--- EXCERPTED DATA ---
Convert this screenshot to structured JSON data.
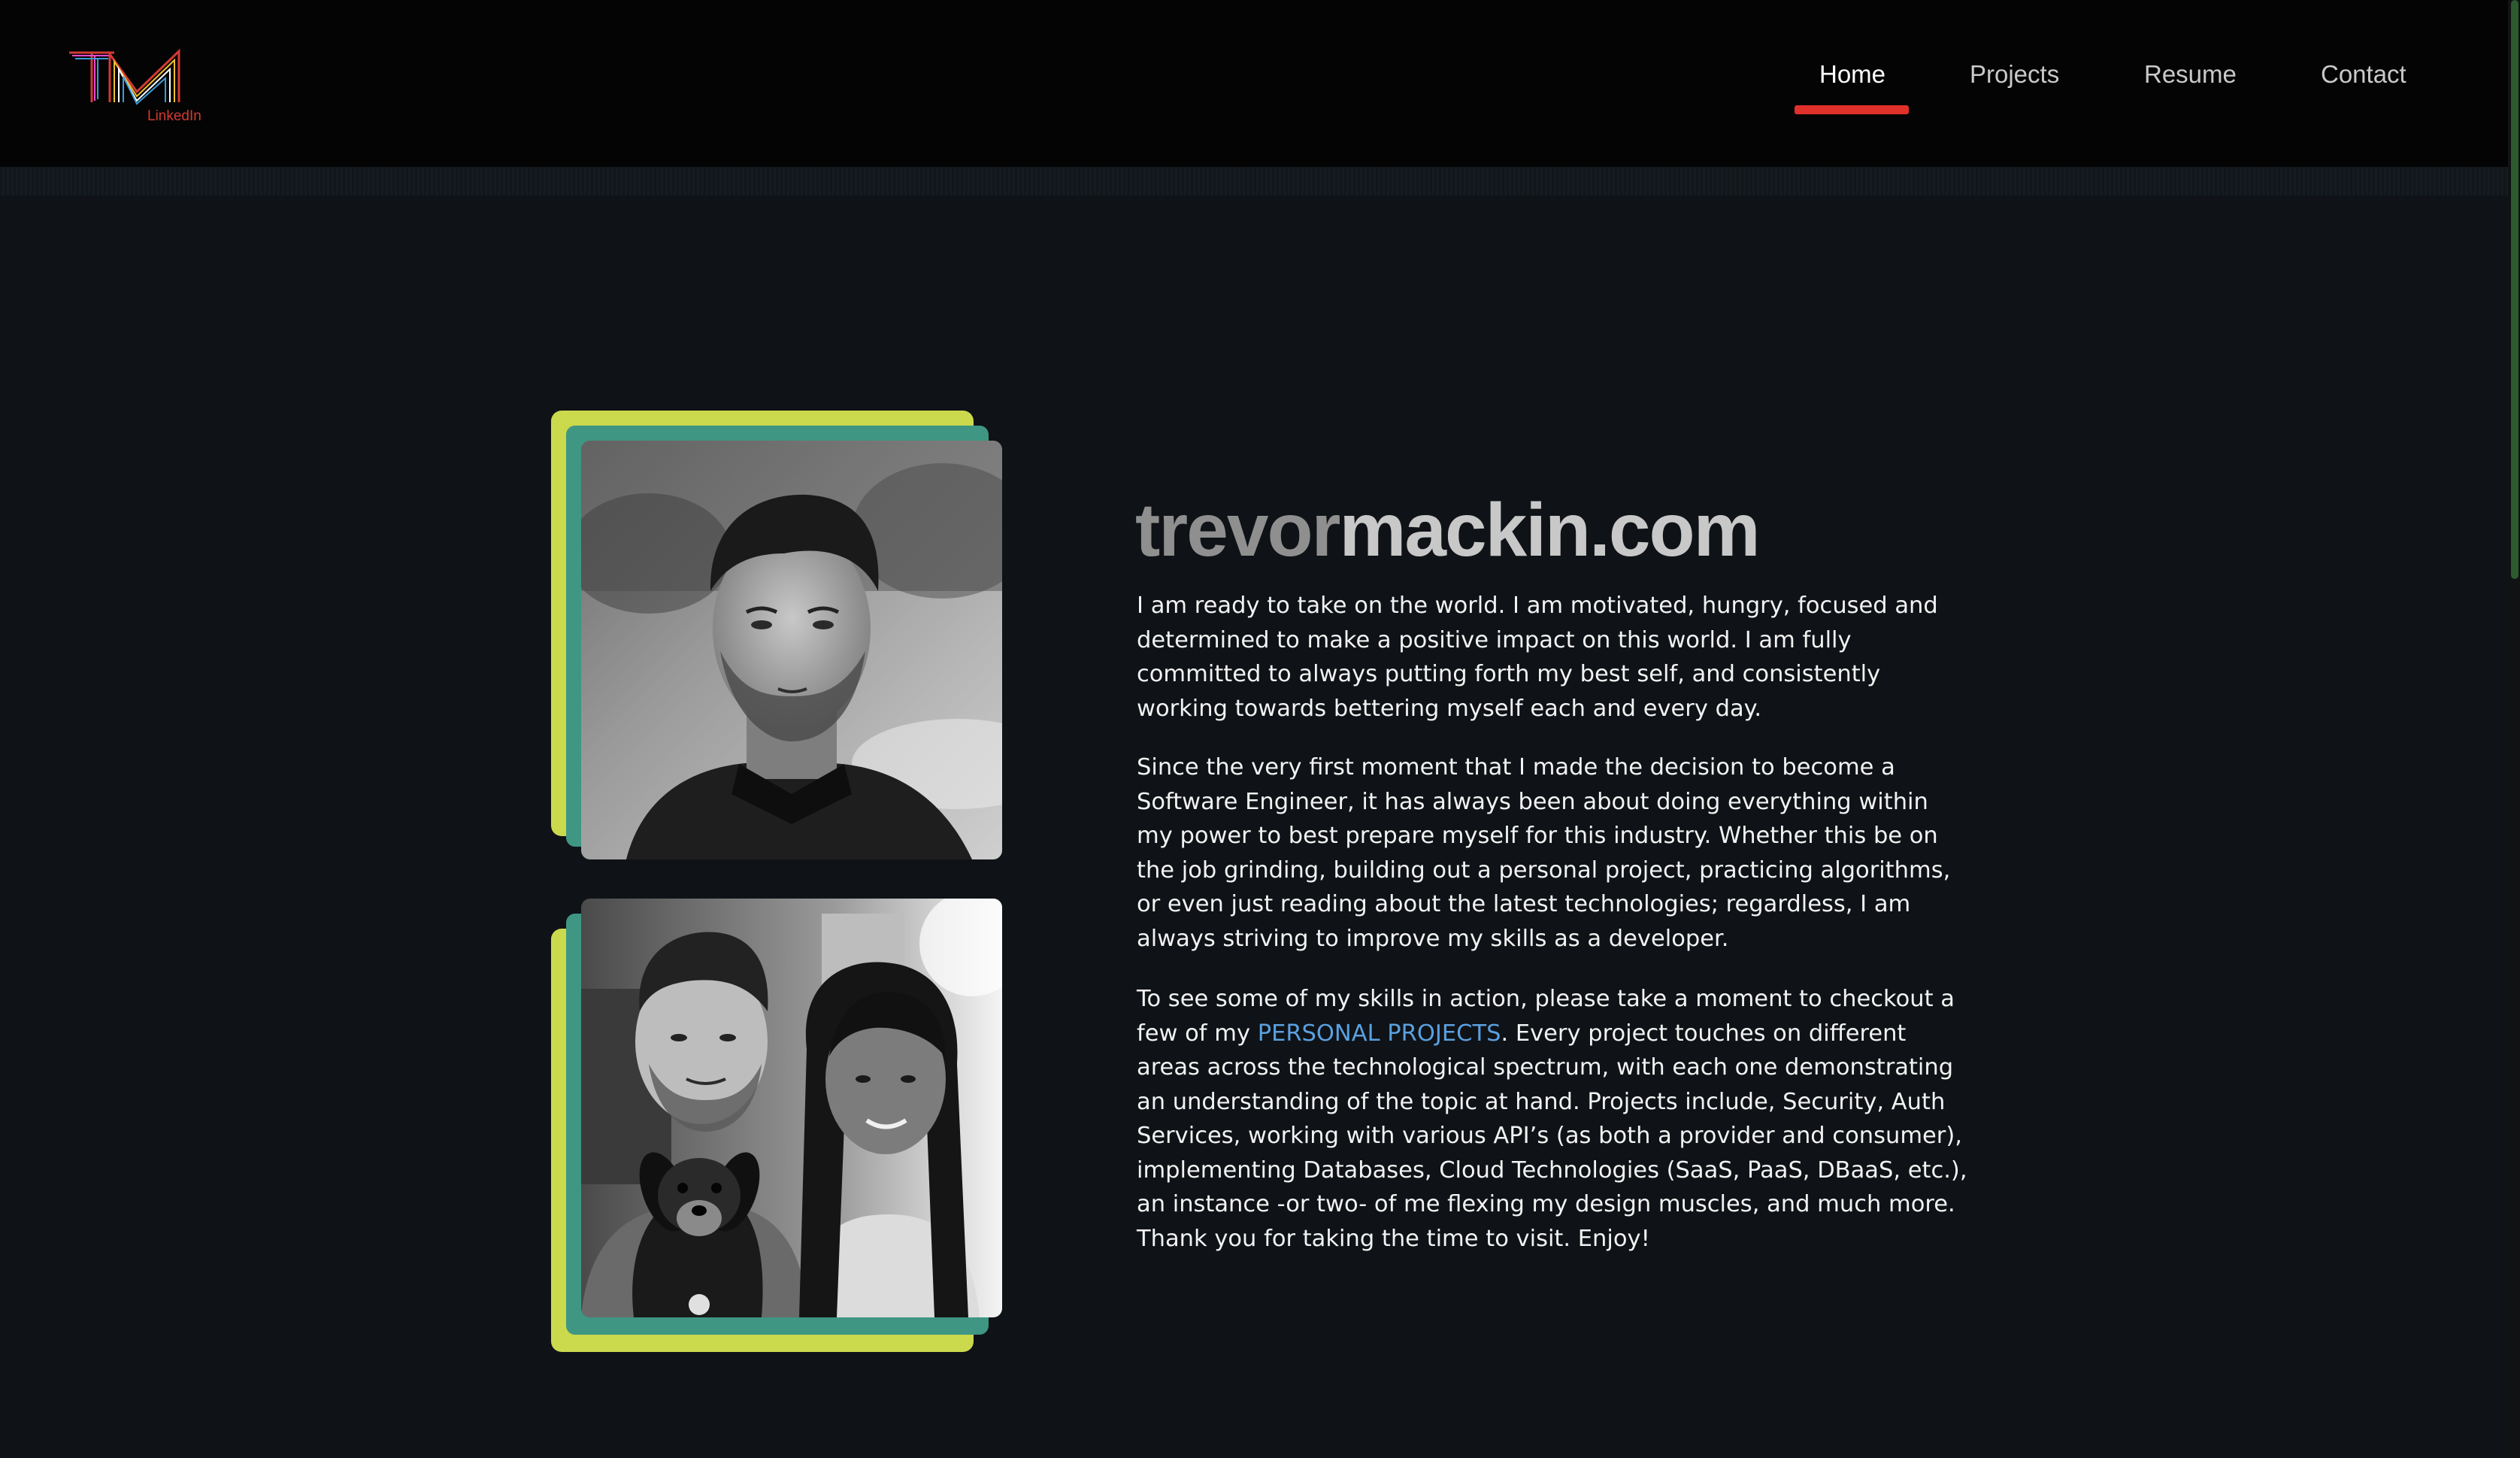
{
  "header": {
    "logo": {
      "monogram": "TM",
      "link_label": "LinkedIn",
      "colors": [
        "#d23a34",
        "#e84bd0",
        "#3a9bd8",
        "#f0c030",
        "#ffffff"
      ]
    },
    "nav": [
      {
        "label": "Home",
        "active": true
      },
      {
        "label": "Projects",
        "active": false
      },
      {
        "label": "Resume",
        "active": false
      },
      {
        "label": "Contact",
        "active": false
      }
    ],
    "active_color": "#e0302a"
  },
  "hero": {
    "title_part_1": "trevor",
    "title_part_2": "mackin.com",
    "paragraph_1": "I am ready to take on the world. I am motivated, hungry, focused and determined to make a positive impact on this world. I am fully committed to always putting forth my best self, and consistently working towards bettering myself each and every day.",
    "paragraph_2": "Since the very first moment that I made the decision to become a Software Engineer, it has always been about doing everything within my power to best prepare myself for this industry. Whether this be on the job grinding, building out a personal project, practicing algorithms, or even just reading about the latest technologies; regardless, I am always striving to improve my skills as a developer.",
    "paragraph_3_before": "To see some of my skills in action, please take a moment to checkout a few of my ",
    "paragraph_3_link": "PERSONAL PROJECTS",
    "paragraph_3_after": ". Every project touches on different areas across the technological spectrum, with each one demonstrating an understanding of the topic at hand. Projects include, Security, Auth Services, working with various API’s (as both a provider and consumer), implementing Databases, Cloud Technologies (SaaS, PaaS, DBaaS, etc.), an instance -or two- of me flexing my design muscles, and much more. Thank you for taking the time to visit. Enjoy!",
    "link_color": "#5aa0e0",
    "frame_colors": {
      "outer": "#cbd94d",
      "inner": "#3f9683"
    }
  }
}
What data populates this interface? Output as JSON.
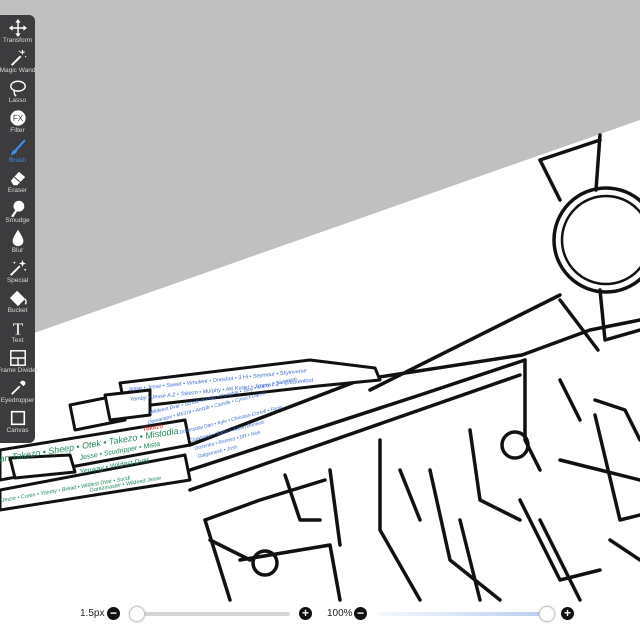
{
  "toolbar": {
    "active_tool": "Brush",
    "accent_color": "#3d8ef0",
    "tools": [
      {
        "id": "transform",
        "label": "Transform",
        "icon": "move-arrows-icon"
      },
      {
        "id": "magic-wand",
        "label": "Magic Wand",
        "icon": "magic-wand-icon"
      },
      {
        "id": "lasso",
        "label": "Lasso",
        "icon": "lasso-icon"
      },
      {
        "id": "filter",
        "label": "Filter",
        "icon": "fx-icon",
        "glyph": "FX"
      },
      {
        "id": "brush",
        "label": "Brush",
        "icon": "brush-icon"
      },
      {
        "id": "eraser",
        "label": "Eraser",
        "icon": "eraser-icon"
      },
      {
        "id": "smudge",
        "label": "Smudge",
        "icon": "smudge-icon"
      },
      {
        "id": "blur",
        "label": "Blur",
        "icon": "drop-icon"
      },
      {
        "id": "special",
        "label": "Special",
        "icon": "sparkle-wand-icon"
      },
      {
        "id": "bucket",
        "label": "Bucket",
        "icon": "bucket-icon"
      },
      {
        "id": "text",
        "label": "Text",
        "icon": "text-icon",
        "glyph": "T"
      },
      {
        "id": "frame-divider",
        "label": "Frame Divider",
        "icon": "frame-divider-icon"
      },
      {
        "id": "eyedropper",
        "label": "Eyedropper",
        "icon": "eyedropper-icon"
      },
      {
        "id": "canvas",
        "label": "Canvas",
        "icon": "canvas-icon"
      }
    ]
  },
  "brush_size": {
    "value_label": "1.5px",
    "level": 0.0
  },
  "opacity": {
    "value_label": "100%",
    "level": 1.0,
    "track_color": "#b9cef0"
  },
  "canvas": {
    "names_blue": [
      "Jesse • Jesse • Sweet • Vimulent • Oneshot • 3 Hi • Seymour • Skyinverse",
      "Yomby • Jesse A.2 • Takezo • Murphy • Aki Kurier • Jimmy 2.2 • Chickenfoot",
      "Wildeest Dvar • School of Pain • Portable • Tony • Marco • Sangreen",
      "Operanator • M5374 • Ant1dr • Camille • Cyrus • Darrin",
      "Doomsday Dan • Kyle • Christian Correll • Fenix",
      "Clawhawk • Satsu • Aaron Bonnett",
      "Gozenka • Rennes • DR • Nick",
      "Galgamesh • Josh"
    ],
    "names_green": [
      "an Takezo • Sheep • Otek • Takezo • Mistodia",
      "Jesse • Scudripper • Mista",
      "Yenway • Wildest Dvar",
      "Jesse • Coren • Yomby • Bread • Wildest Dvar • Sucdi",
      "Gorezmaster • Wildeed Jesse"
    ],
    "name_red": "Takezo",
    "label_color_blue": "#3f6fd1",
    "label_color_green": "#1e8a5a",
    "label_color_red": "#e02020"
  }
}
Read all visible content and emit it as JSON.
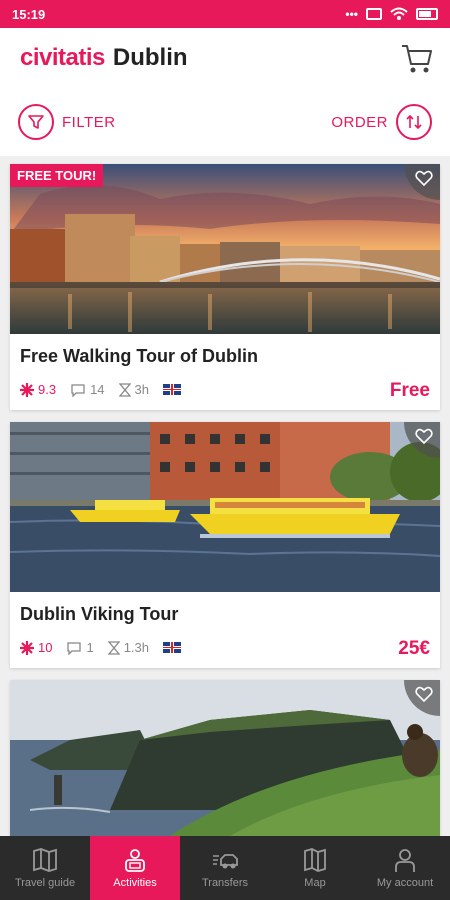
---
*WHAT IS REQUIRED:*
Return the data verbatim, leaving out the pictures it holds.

*YOUR SOLUTION:*
Convert this screenshot to structured JSON data.
{
  "header": {
    "logo": {
      "monogram": "TM",
      "link_label": "LinkedIn",
      "colors": [
        "#d23a34",
        "#e84bd0",
        "#3a9bd8",
        "#f0c030",
        "#ffffff"
      ]
    },
    "nav": [
      {
        "label": "Home",
        "active": true
      },
      {
        "label": "Projects",
        "active": false
      },
      {
        "label": "Resume",
        "active": false
      },
      {
        "label": "Contact",
        "active": false
      }
    ],
    "active_color": "#e0302a"
  },
  "hero": {
    "title_part_1": "trevor",
    "title_part_2": "mackin.com",
    "paragraph_1": "I am ready to take on the world. I am motivated, hungry, focused and determined to make a positive impact on this world. I am fully committed to always putting forth my best self, and consistently working towards bettering myself each and every day.",
    "paragraph_2": "Since the very first moment that I made the decision to become a Software Engineer, it has always been about doing everything within my power to best prepare myself for this industry. Whether this be on the job grinding, building out a personal project, practicing algorithms, or even just reading about the latest technologies; regardless, I am always striving to improve my skills as a developer.",
    "paragraph_3_before": "To see some of my skills in action, please take a moment to checkout a few of my ",
    "paragraph_3_link": "PERSONAL PROJECTS",
    "paragraph_3_after": ". Every project touches on different areas across the technological spectrum, with each one demonstrating an understanding of the topic at hand. Projects include, Security, Auth Services, working with various API’s (as both a provider and consumer), implementing Databases, Cloud Technologies (SaaS, PaaS, DBaaS, etc.), an instance -or two- of me flexing my design muscles, and much more. Thank you for taking the time to visit. Enjoy!",
    "link_color": "#5aa0e0",
    "frame_colors": {
      "outer": "#cbd94d",
      "inner": "#3f9683"
    }
  }
}
What data populates this interface? Output as JSON.
{
  "toolbar": {
    "active_tool": "Brush",
    "accent_color": "#3d8ef0",
    "tools": [
      {
        "id": "transform",
        "label": "Transform",
        "icon": "move-arrows-icon"
      },
      {
        "id": "magic-wand",
        "label": "Magic Wand",
        "icon": "magic-wand-icon"
      },
      {
        "id": "lasso",
        "label": "Lasso",
        "icon": "lasso-icon"
      },
      {
        "id": "filter",
        "label": "Filter",
        "icon": "fx-icon",
        "glyph": "FX"
      },
      {
        "id": "brush",
        "label": "Brush",
        "icon": "brush-icon"
      },
      {
        "id": "eraser",
        "label": "Eraser",
        "icon": "eraser-icon"
      },
      {
        "id": "smudge",
        "label": "Smudge",
        "icon": "smudge-icon"
      },
      {
        "id": "blur",
        "label": "Blur",
        "icon": "drop-icon"
      },
      {
        "id": "special",
        "label": "Special",
        "icon": "sparkle-wand-icon"
      },
      {
        "id": "bucket",
        "label": "Bucket",
        "icon": "bucket-icon"
      },
      {
        "id": "text",
        "label": "Text",
        "icon": "text-icon",
        "glyph": "T"
      },
      {
        "id": "frame-divider",
        "label": "Frame Divider",
        "icon": "frame-divider-icon"
      },
      {
        "id": "eyedropper",
        "label": "Eyedropper",
        "icon": "eyedropper-icon"
      },
      {
        "id": "canvas",
        "label": "Canvas",
        "icon": "canvas-icon"
      }
    ]
  },
  "brush_size": {
    "value_label": "1.5px",
    "level": 0.0
  },
  "opacity": {
    "value_label": "100%",
    "level": 1.0,
    "track_color": "#b9cef0"
  },
  "canvas": {
    "names_blue": [
      "Jesse • Jesse • Sweet • Vimulent • Oneshot • 3 Hi • Seymour • Skyinverse",
      "Yomby • Jesse A.2 • Takezo • Murphy • Aki Kurier • Jimmy 2.2 • Chickenfoot",
      "Wildeest Dvar • School of Pain • Portable • Tony • Marco • Sangreen",
      "Operanator • M5374 • Ant1dr • Camille • Cyrus • Darrin",
      "Doomsday Dan • Kyle • Christian Correll • Fenix",
      "Clawhawk • Satsu • Aaron Bonnett",
      "Gozenka • Rennes • DR • Nick",
      "Galgamesh • Josh"
    ],
    "names_green": [
      "an Takezo • Sheep • Otek • Takezo • Mistodia",
      "Jesse • Scudripper • Mista",
      "Yenway • Wildest Dvar",
      "Jesse • Coren • Yomby • Bread • Wildest Dvar • Sucdi",
      "Gorezmaster • Wildeed Jesse"
    ],
    "name_red": "Takezo",
    "label_color_blue": "#3f6fd1",
    "label_color_green": "#1e8a5a",
    "label_color_red": "#e02020"
  }
}
Read all visible content and emit it as JSON.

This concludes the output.